*Record extracts:*

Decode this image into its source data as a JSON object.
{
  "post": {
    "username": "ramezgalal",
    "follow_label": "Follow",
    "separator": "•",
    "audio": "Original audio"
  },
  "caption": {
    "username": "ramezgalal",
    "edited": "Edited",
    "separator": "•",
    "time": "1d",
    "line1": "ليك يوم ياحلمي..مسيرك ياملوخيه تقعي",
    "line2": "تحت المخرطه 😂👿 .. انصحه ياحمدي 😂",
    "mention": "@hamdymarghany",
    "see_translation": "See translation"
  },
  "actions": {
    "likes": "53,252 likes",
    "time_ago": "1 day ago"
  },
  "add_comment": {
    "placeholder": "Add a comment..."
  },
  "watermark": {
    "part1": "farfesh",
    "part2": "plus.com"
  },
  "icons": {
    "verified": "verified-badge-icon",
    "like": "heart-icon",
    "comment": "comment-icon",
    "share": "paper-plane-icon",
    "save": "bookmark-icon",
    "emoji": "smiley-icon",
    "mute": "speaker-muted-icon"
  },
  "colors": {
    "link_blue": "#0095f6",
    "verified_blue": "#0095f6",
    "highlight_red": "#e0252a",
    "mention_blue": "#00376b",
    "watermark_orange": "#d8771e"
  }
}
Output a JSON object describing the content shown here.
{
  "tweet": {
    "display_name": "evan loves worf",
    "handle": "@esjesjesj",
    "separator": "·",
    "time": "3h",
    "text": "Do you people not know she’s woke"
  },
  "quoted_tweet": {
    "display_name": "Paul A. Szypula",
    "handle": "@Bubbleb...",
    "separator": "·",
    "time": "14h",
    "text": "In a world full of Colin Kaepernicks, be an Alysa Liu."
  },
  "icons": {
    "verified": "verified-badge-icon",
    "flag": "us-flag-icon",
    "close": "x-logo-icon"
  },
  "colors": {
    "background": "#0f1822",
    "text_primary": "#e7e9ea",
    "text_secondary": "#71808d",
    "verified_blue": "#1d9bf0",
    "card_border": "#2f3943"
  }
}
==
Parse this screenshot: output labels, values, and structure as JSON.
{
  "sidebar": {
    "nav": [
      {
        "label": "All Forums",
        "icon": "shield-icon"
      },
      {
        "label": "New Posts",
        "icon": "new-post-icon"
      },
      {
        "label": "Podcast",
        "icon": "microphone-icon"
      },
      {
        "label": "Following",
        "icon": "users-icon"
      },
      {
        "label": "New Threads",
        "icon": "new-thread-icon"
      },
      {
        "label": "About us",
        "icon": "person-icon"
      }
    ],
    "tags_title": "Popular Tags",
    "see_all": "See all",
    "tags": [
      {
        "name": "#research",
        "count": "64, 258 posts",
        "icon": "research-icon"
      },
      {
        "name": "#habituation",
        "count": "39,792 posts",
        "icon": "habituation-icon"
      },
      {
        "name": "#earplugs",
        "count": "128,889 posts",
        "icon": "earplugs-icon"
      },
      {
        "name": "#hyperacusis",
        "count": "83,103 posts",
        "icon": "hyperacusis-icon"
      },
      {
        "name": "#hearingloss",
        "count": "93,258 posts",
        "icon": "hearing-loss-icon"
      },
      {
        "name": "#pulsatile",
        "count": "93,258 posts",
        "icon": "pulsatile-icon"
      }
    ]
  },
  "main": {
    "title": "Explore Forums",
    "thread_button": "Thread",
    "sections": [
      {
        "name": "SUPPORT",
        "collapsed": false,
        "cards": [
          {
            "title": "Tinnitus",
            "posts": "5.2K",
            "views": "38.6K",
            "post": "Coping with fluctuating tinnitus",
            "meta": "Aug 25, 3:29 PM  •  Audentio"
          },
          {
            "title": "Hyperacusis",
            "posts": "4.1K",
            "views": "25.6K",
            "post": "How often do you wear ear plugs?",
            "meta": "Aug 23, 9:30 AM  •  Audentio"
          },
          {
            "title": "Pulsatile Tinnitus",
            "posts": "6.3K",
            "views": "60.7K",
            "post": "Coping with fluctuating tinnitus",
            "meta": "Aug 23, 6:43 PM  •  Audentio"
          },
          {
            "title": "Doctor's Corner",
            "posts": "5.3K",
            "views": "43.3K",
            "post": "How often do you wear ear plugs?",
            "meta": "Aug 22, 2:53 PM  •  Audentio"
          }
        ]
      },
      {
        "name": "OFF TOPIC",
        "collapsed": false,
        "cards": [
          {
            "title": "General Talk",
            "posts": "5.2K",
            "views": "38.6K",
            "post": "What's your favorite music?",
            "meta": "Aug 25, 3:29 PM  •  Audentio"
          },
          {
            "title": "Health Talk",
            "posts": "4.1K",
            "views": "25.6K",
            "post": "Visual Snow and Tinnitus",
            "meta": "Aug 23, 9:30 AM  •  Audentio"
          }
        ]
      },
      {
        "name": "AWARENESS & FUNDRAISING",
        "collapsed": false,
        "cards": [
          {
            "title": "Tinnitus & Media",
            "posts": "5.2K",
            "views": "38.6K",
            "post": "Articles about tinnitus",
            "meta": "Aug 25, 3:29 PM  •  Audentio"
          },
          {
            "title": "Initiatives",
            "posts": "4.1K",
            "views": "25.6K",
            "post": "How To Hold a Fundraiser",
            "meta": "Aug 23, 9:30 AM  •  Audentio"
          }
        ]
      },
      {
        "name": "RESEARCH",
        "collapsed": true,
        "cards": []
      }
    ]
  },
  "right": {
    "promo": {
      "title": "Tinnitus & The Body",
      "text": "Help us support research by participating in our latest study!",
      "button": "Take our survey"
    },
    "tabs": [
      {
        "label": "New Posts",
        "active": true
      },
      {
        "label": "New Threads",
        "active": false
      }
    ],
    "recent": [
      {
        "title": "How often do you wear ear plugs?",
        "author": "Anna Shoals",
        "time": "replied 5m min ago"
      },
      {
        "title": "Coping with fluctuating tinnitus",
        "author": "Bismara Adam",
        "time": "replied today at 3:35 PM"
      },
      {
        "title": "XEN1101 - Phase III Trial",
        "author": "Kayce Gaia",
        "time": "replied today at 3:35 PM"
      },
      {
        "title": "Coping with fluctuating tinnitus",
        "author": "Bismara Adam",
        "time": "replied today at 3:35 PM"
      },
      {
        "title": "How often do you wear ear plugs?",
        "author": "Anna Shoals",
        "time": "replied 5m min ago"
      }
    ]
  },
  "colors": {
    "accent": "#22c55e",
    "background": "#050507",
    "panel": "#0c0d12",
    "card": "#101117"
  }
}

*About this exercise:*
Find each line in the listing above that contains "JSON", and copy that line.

*Solution to the problem:*
Decode this image into its source data as a JSON object.
Output a JSON object describing the content shown here.
Parse this screenshot: output labels, values, and structure as JSON.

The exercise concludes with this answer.